● The task: Could you return the full listing below exactly as it appears?

● Provided data:
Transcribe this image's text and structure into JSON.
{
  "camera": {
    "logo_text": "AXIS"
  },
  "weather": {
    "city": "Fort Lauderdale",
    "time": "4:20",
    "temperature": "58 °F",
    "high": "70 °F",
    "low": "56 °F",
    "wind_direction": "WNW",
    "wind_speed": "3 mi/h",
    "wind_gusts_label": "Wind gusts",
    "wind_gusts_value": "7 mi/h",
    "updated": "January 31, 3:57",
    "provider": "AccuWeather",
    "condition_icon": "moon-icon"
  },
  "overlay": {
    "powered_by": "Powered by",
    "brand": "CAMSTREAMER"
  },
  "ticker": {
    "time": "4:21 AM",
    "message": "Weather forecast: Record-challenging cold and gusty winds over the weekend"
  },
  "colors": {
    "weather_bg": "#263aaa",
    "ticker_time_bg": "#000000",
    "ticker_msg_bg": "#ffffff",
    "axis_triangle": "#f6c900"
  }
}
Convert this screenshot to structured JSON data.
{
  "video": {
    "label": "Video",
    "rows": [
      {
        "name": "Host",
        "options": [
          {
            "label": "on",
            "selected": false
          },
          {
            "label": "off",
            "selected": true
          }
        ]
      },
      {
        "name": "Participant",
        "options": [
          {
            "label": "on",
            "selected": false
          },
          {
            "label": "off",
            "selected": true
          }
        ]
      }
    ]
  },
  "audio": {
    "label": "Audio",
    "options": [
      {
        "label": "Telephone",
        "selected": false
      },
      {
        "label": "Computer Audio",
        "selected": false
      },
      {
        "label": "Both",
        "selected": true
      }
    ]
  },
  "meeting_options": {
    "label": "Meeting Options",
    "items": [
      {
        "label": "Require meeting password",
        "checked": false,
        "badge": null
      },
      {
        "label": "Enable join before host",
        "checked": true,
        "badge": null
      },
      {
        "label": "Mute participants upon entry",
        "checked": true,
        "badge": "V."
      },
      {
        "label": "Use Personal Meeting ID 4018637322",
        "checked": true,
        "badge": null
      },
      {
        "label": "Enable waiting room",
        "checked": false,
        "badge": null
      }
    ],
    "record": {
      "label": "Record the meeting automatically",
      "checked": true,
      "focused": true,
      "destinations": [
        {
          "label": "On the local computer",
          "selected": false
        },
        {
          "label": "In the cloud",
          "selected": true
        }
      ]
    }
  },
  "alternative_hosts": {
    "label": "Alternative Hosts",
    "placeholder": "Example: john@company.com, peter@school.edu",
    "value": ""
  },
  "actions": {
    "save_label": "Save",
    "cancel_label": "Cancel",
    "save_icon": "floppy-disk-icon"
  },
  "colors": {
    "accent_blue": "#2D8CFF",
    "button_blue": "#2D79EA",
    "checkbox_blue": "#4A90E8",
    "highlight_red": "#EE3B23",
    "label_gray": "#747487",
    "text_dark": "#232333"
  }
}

● Answer box:
Transcribe this image's text and structure into JSON.
{
  "camera": {
    "logo_text": "AXIS"
  },
  "weather": {
    "city": "Fort Lauderdale",
    "time": "4:20",
    "temperature": "58 °F",
    "high": "70 °F",
    "low": "56 °F",
    "wind_direction": "WNW",
    "wind_speed": "3 mi/h",
    "wind_gusts_label": "Wind gusts",
    "wind_gusts_value": "7 mi/h",
    "updated": "January 31, 3:57",
    "provider": "AccuWeather",
    "condition_icon": "moon-icon"
  },
  "overlay": {
    "powered_by": "Powered by",
    "brand": "CAMSTREAMER"
  },
  "ticker": {
    "time": "4:21 AM",
    "message": "Weather forecast: Record-challenging cold and gusty winds over the weekend"
  },
  "colors": {
    "weather_bg": "#263aaa",
    "ticker_time_bg": "#000000",
    "ticker_msg_bg": "#ffffff",
    "axis_triangle": "#f6c900"
  }
}
Convert this screenshot to structured JSON data.
{
  "video": {
    "label": "Video",
    "rows": [
      {
        "name": "Host",
        "options": [
          {
            "label": "on",
            "selected": false
          },
          {
            "label": "off",
            "selected": true
          }
        ]
      },
      {
        "name": "Participant",
        "options": [
          {
            "label": "on",
            "selected": false
          },
          {
            "label": "off",
            "selected": true
          }
        ]
      }
    ]
  },
  "audio": {
    "label": "Audio",
    "options": [
      {
        "label": "Telephone",
        "selected": false
      },
      {
        "label": "Computer Audio",
        "selected": false
      },
      {
        "label": "Both",
        "selected": true
      }
    ]
  },
  "meeting_options": {
    "label": "Meeting Options",
    "items": [
      {
        "label": "Require meeting password",
        "checked": false,
        "badge": null
      },
      {
        "label": "Enable join before host",
        "checked": true,
        "badge": null
      },
      {
        "label": "Mute participants upon entry",
        "checked": true,
        "badge": "V."
      },
      {
        "label": "Use Personal Meeting ID 4018637322",
        "checked": true,
        "badge": null
      },
      {
        "label": "Enable waiting room",
        "checked": false,
        "badge": null
      }
    ],
    "record": {
      "label": "Record the meeting automatically",
      "checked": true,
      "focused": true,
      "destinations": [
        {
          "label": "On the local computer",
          "selected": false
        },
        {
          "label": "In the cloud",
          "selected": true
        }
      ]
    }
  },
  "alternative_hosts": {
    "label": "Alternative Hosts",
    "placeholder": "Example: john@company.com, peter@school.edu",
    "value": ""
  },
  "actions": {
    "save_label": "Save",
    "cancel_label": "Cancel",
    "save_icon": "floppy-disk-icon"
  },
  "colors": {
    "accent_blue": "#2D8CFF",
    "button_blue": "#2D79EA",
    "checkbox_blue": "#4A90E8",
    "highlight_red": "#EE3B23",
    "label_gray": "#747487",
    "text_dark": "#232333"
  }
}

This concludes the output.